The Wednesday ruling by San Bernardino County Superior Court Judge David S. Cohn set the next hearing for May 31.
The lawsuit alleges that the Planes of Fame Airshow physically obstructs businesses at the airport from operating by erecting fences and other barriers that blocks would-be customers and creating traffic jams that keep customers away. It further alleges that the show hurts their businesses by shutting down the air space, which grounds flight schools and other businesses not affiliated with the show.
The attorneys for Planes of Fame, Riverside-based Reid Hellyer, had filed what’s known as an anti-SLAPP motion. Such motions are filed in response to what defendants consider frivolous lawsuits that chill free speech.
“Planes of Fame moves for a special motion to strike … on the ground that the complaint seeks to enjoin Planes of Fame’s constitutionally protected free speech right to put on an aerial parade that celebrates our nation’s military and aviation history,” the motion reads. “Second, plaintiffs’ pleadings clearly indicate a desire to stop the air show and related speech activities rather than a few alleged effects.”
Michael G. Kerbs, an attorney at Reid Hellyer, said in an interview Friday that the businesses responded to the motion by saying that the air show was a commercial enterprise not protected by the First Amendment guarantee of free speech.
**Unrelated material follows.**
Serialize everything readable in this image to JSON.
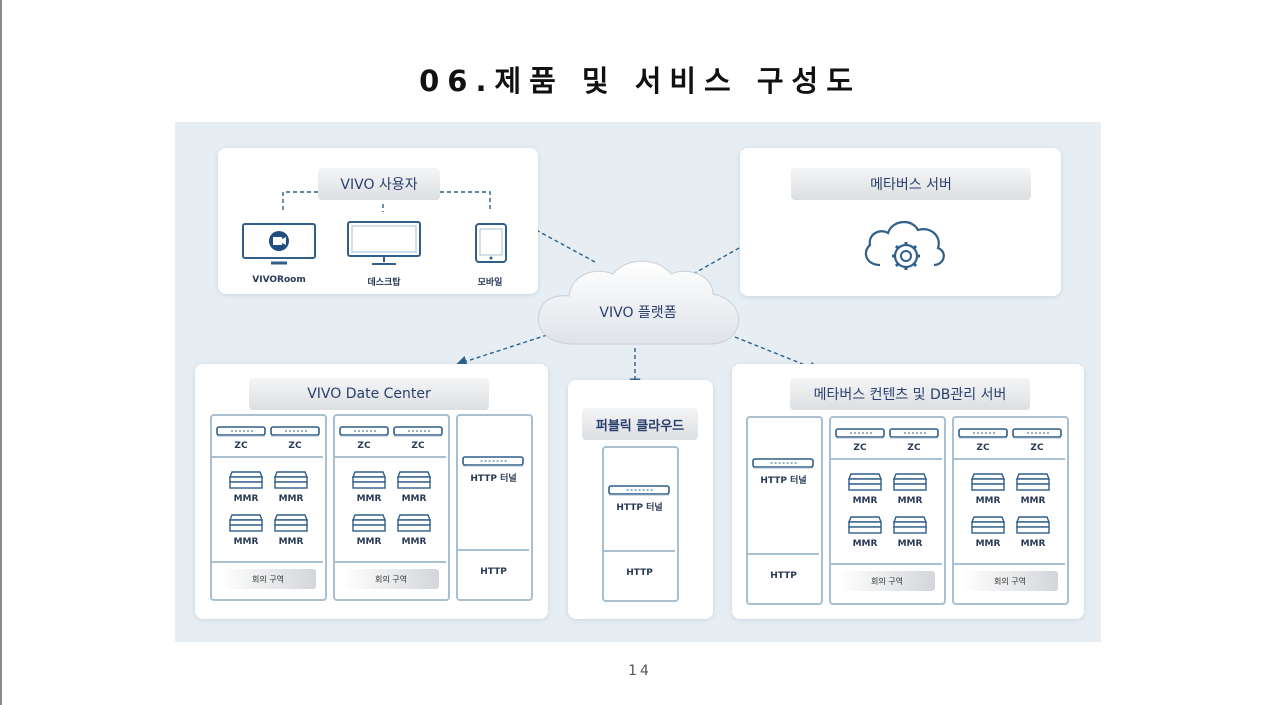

Kerbs said the judge ruled that the air show was protected free speech much like a parade would be, but that Cohn also ruled that some of the plaintiffs’ claims “were viable” and therefore the lawsuit should continue.
Christen Wright, director of Yanks Air Museum, said in a news release that the plaintiffs welcomed the decision.
“We are quite heartened that the judge saw the merits of our case,” Wright wrote. “Our goal is to find a fair resolution prior to the 2018 air show. We are all supportive of our military’s service and sacrifice for our country and want the air show to continue in a way that does not harm our businesses.”
Kerbs said he was not aware of any negotiations between the sides through the attorneys.
“Unfortunately, Planes of Fame has refused to address the issues in a fair manner, which is why the tenants had to file the lawsuit,” Michael Thayer, president of plaintiff Flying Tigers, said in the news release.